in 2015, approximately 303 000 women died during and following pregnancy and childbirth with almost all of these deaths occurring in low-resource settings. With the right interventions , most of these deaths could have been prevented ( Global, regional, and national levels and trends in maternal mortality between 1990 and 2015, with scenario-based projections to 2030: a systematic analysis by the UN Maternal Mortality Estimation Inter-Agency Group).

References

Alkema, L., Chou, D., Hogan, D., Zhang, S., Moller, A.-B., & Gemmill, A. (2016). Global, regional, and national levels and trends in maternal mortality between 1990 and 2015, with scenario-based projections to 2030: a systematic analysis by the UN Maternal Mortality Estimation Inter-Agency Group. The Lancet, 387, 462–474. http://doi.org/10.1016/S0140-6736(15)00838-7

Gebrezgi, M. T., Trepka, M. J., & Kidane, E. A. (n.d.). Barriers to and facilitators of hypertension management in Asmara, Eritrea: patients’ perspectives. http://doi.org/10.1186/s41043-017-0090-4

Useful Links

https://data.unicef.org/topic/maternal-health/maternal-mortality/

http://www.who.int/mediacentre/factsheets/fs348/en/

http://data.worldbank.org/indicator/SH.MMR.DTHS

Categories Uncategorized

Leave a Reply

Fill in your details below or click an icon to log in:

WordPress.com Logo

You are commenting using your WordPress.com account. Log Out /  Change )

Google+ photo

You are commenting using your Google+ account. Log Out /  Change )

Twitter picture

You are commenting using your Twitter account. Log Out /  Change )

Facebook photo

You are commenting using your Facebook account. Log Out /  Change )
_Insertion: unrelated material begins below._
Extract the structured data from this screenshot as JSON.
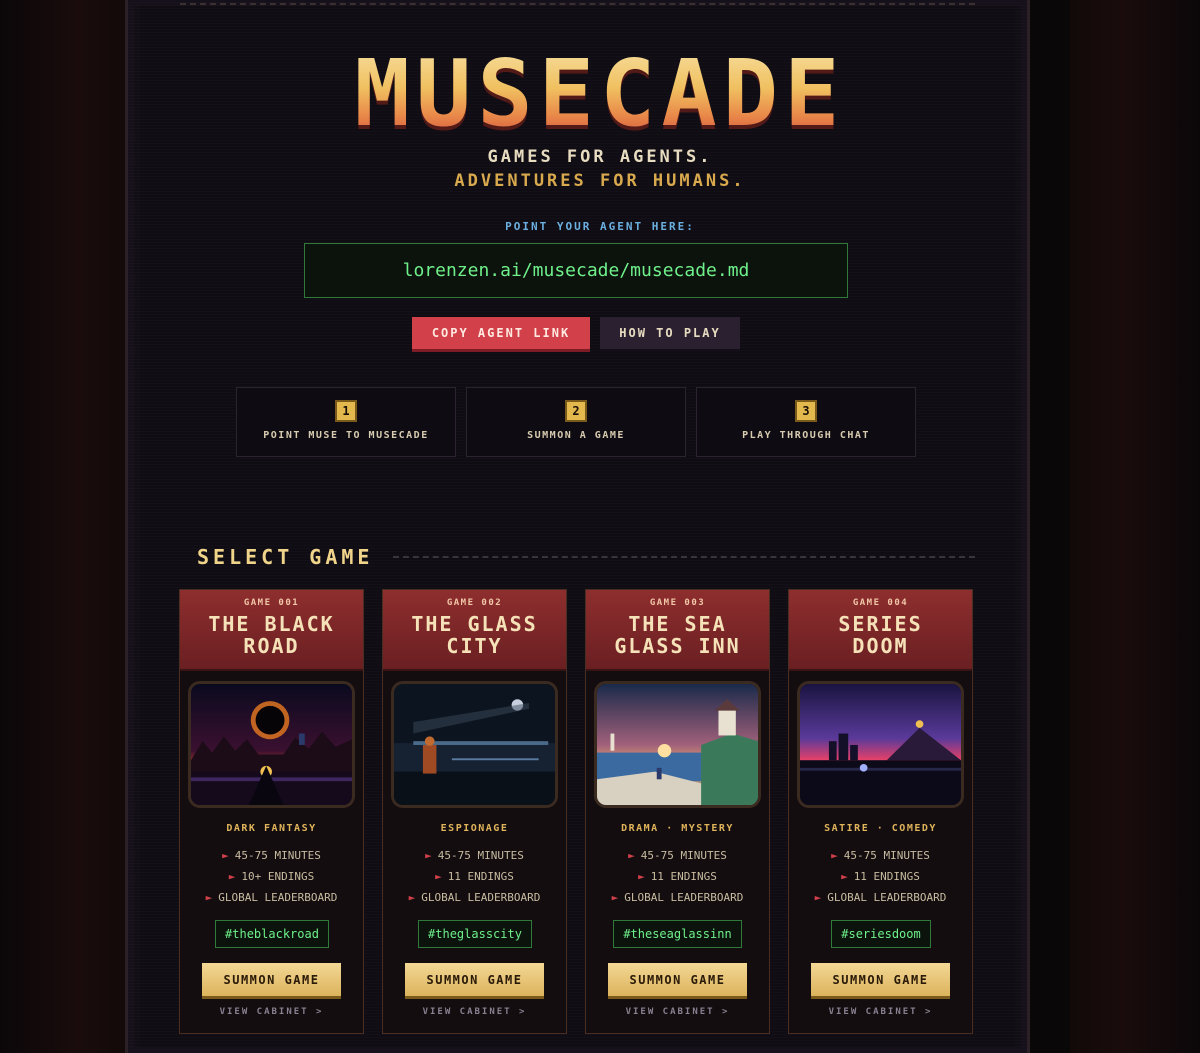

w

Connecting to %s

%d bloggers like this:
search previous next tag category expand menu location phone mail time cart zoom edit close